◆ **PROVIDED INFORMATION**
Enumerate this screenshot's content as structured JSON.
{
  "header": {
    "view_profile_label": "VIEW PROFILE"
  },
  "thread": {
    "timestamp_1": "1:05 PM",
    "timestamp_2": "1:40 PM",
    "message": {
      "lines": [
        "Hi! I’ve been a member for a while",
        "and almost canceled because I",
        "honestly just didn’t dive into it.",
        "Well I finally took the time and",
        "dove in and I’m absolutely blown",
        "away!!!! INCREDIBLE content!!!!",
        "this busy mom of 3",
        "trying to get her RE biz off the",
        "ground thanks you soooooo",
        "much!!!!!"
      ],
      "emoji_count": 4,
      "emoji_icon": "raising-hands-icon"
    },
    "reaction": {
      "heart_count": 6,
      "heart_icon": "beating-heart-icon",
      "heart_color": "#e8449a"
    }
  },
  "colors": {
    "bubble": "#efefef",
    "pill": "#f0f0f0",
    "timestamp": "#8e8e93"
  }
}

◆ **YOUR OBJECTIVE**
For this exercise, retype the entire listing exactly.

◆ **RESULT OF THIS TASK**
Enumerate this screenshot's content as structured JSON.
{
  "header": {
    "view_profile_label": "VIEW PROFILE"
  },
  "thread": {
    "timestamp_1": "1:05 PM",
    "timestamp_2": "1:40 PM",
    "message": {
      "lines": [
        "Hi! I’ve been a member for a while",
        "and almost canceled because I",
        "honestly just didn’t dive into it.",
        "Well I finally took the time and",
        "dove in and I’m absolutely blown",
        "away!!!! INCREDIBLE content!!!!",
        "this busy mom of 3",
        "trying to get her RE biz off the",
        "ground thanks you soooooo",
        "much!!!!!"
      ],
      "emoji_count": 4,
      "emoji_icon": "raising-hands-icon"
    },
    "reaction": {
      "heart_count": 6,
      "heart_icon": "beating-heart-icon",
      "heart_color": "#e8449a"
    }
  },
  "colors": {
    "bubble": "#efefef",
    "pill": "#f0f0f0",
    "timestamp": "#8e8e93"
  }
}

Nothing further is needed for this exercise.